(EXERCISE DIRECTIONS): So that nothing is lost, restate each entry exactly as supplied.

[Interface dataset entries]
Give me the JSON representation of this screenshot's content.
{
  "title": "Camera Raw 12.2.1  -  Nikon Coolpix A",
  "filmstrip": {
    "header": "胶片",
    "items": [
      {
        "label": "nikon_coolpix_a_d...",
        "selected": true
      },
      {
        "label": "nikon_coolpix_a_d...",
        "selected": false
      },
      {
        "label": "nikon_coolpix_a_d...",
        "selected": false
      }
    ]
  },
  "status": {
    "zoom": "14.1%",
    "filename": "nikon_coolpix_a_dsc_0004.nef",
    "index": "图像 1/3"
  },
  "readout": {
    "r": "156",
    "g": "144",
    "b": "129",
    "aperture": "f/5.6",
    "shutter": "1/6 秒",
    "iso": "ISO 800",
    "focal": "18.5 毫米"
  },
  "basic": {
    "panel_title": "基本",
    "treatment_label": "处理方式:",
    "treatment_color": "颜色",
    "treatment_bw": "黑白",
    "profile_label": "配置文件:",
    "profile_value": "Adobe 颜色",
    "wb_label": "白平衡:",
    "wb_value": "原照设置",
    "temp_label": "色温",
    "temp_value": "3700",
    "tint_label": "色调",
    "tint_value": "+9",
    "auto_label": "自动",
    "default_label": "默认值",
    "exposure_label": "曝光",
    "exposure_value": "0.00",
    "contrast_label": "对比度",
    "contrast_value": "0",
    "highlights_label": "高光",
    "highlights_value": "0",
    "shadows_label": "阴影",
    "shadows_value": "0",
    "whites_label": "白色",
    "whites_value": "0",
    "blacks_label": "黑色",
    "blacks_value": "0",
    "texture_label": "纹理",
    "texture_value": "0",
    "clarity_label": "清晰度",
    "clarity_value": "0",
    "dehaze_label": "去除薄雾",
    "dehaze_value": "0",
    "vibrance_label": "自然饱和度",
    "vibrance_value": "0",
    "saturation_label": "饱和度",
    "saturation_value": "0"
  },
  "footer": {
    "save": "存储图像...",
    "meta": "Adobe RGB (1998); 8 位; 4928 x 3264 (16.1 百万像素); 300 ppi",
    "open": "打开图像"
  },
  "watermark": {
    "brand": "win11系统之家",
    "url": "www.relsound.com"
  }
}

(RESPONSE):
Give me the JSON representation of this screenshot's content.
{
  "title": "Camera Raw 12.2.1  -  Nikon Coolpix A",
  "filmstrip": {
    "header": "胶片",
    "items": [
      {
        "label": "nikon_coolpix_a_d...",
        "selected": true
      },
      {
        "label": "nikon_coolpix_a_d...",
        "selected": false
      },
      {
        "label": "nikon_coolpix_a_d...",
        "selected": false
      }
    ]
  },
  "status": {
    "zoom": "14.1%",
    "filename": "nikon_coolpix_a_dsc_0004.nef",
    "index": "图像 1/3"
  },
  "readout": {
    "r": "156",
    "g": "144",
    "b": "129",
    "aperture": "f/5.6",
    "shutter": "1/6 秒",
    "iso": "ISO 800",
    "focal": "18.5 毫米"
  },
  "basic": {
    "panel_title": "基本",
    "treatment_label": "处理方式:",
    "treatment_color": "颜色",
    "treatment_bw": "黑白",
    "profile_label": "配置文件:",
    "profile_value": "Adobe 颜色",
    "wb_label": "白平衡:",
    "wb_value": "原照设置",
    "temp_label": "色温",
    "temp_value": "3700",
    "tint_label": "色调",
    "tint_value": "+9",
    "auto_label": "自动",
    "default_label": "默认值",
    "exposure_label": "曝光",
    "exposure_value": "0.00",
    "contrast_label": "对比度",
    "contrast_value": "0",
    "highlights_label": "高光",
    "highlights_value": "0",
    "shadows_label": "阴影",
    "shadows_value": "0",
    "whites_label": "白色",
    "whites_value": "0",
    "blacks_label": "黑色",
    "blacks_value": "0",
    "texture_label": "纹理",
    "texture_value": "0",
    "clarity_label": "清晰度",
    "clarity_value": "0",
    "dehaze_label": "去除薄雾",
    "dehaze_value": "0",
    "vibrance_label": "自然饱和度",
    "vibrance_value": "0",
    "saturation_label": "饱和度",
    "saturation_value": "0"
  },
  "footer": {
    "save": "存储图像...",
    "meta": "Adobe RGB (1998); 8 位; 4928 x 3264 (16.1 百万像素); 300 ppi",
    "open": "打开图像"
  },
  "watermark": {
    "brand": "win11系统之家",
    "url": "www.relsound.com"
  }
}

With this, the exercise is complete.